Fire up the DVRs: Broadcast network premiere week begins Sunday, and between the new series and returning favorites, you have more prime-time choices than ever.

60 Minutes. The news magazine begins its 50th anniversary season with Oprah Winfrey's debut as a special contributor. 7:30 p.m. Sunday, CBS.

Star Trek: Discovery. The second original series for CBS's streaming channel will get a one-episode airing on the broadcast network before going where no Star Trek TV show has gone before — to a subscription platform. I still haven't seen more than a trailer, but here's a chance to sample before buying in. 8:30 p.m. Sunday, CBS and CBS All Access.
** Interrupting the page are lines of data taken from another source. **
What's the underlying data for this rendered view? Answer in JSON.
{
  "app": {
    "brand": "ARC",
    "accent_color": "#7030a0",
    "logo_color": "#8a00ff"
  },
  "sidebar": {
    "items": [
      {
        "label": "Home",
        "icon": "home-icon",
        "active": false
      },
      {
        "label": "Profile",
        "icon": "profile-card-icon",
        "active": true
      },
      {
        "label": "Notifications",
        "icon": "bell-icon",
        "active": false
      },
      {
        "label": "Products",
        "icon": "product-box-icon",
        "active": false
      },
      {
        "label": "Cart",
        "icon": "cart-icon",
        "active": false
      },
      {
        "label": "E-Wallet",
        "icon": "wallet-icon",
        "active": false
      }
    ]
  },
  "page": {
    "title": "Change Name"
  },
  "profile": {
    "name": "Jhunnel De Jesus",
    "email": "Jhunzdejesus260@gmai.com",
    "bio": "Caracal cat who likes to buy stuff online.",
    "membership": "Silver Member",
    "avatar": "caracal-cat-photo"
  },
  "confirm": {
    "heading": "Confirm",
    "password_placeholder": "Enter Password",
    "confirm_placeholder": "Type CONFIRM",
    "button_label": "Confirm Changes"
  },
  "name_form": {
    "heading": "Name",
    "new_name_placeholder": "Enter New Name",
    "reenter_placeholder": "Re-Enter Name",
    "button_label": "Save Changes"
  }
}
Young Sheldon. Jim Parsons narrates this charming, not necessarily laugh-a-minute, prequel to The Big Bang Theory, which brings a Wonder Years vibe to the childhood of Parsons' Sheldon Cooper, played by Iain Armitage (Big Little Lies). Laurie Metcalf's actress daughter Zoe Perry, who plays Sheldon's mother, is eerily good as a younger version of her mother's Big Bang character, doing her best to help her genius 9-year-old fit in — or at least stay safe — as he enters ninth grade with his older brother. 8:30 p.m. Monday, CBS. Special premiere, returning in regular time slot at 8:30 p.m. Nov. 2.

Me, Myself & I. If you can get past the peculiarity of casting John Larroquette as an older version of a character played by Saturday Night Live's considerably shorter Bobby Moynihan — a difference the show is working to minimize — this comedy about an inventor at three pivotal stages of his life is worth a look. 9:30 p.m. Monday, CBS.

The Good Doctor.  New medical drama from House creator David Shore stars Freddie Highmore (Bates Motel) as a surgical resident with autism and savant syndrome. Richard Schiff (The West Wing) plays the mentor trying to make colleagues focus on the young doctor's abilities, not his disabilities. 10 p.m. Monday, ABC.

The Brave. Warminster's Mike Vogel (Under the Dome) stars as the leader of a special-ops squad in the first of the fall's new military dramas. Anne Heche (Men in Trees) plays the deputy director of the agency overseeing the squad's international activities. 10 p.m. Monday, NBC.

This Is Us. Last season's breakout hit returns. For those who haven't yet seen it, it's a family story from University of Pennsylvania grad Dan Fogelman (Crazy, Stupid, Love), told over multiple timelines, and starring Milo Ventimiglia, Mandy Moore, and Sterling K. Brown (who just won an Emmy for last season's work). 9 p.m. Tuesday, NBC.

Law & Order True Crime: The Menendez Murders.  Edie Falco (Nurse Jackie, The Sopranos) stars as defense attorney Leslie Abramson in an eight-part treatment of the case of Erik and Lyle Menendez, convicted in the 1989 murders of their parents at their Beverly Hills mansion. 10 p.m. Tuesday, NBC.

The Goldbergs. Erica (Hayley Orrantia) heads off to college in the fifth-season premiere of the Jenkintown-centric sitcom, and, in a storyline drawn from creator Adam F. Goldberg's own life, her mother (Wendi McLendon-Covey) stays over in the dorm. 8 p.m. Wednesday, ABC.

Empire  and Star. West Philadelphia's Lee Daniels takes over Fox's Wednesdays this fall as the network moves his established hit, Empire, an hour earlier to give his girl-group show the strongest possible lead-in. 8 and 9 p.m., Wednesday, Fox.

Will & Grace.  Forget the fast-forward from the 2006 finale: Will (Eric McCormack), Grace (Debra Messing), Jack (Sean Hayes), and Karen (Megan Mullally) are back together, and not just for this season's 16 episodes. NBC has already ordered a second (or, if you prefer, 10th) season of the once-groundbreaking comedy about a gay man and his best friend, together navigating single lives in New York. 9 p.m. Thursday, NBC.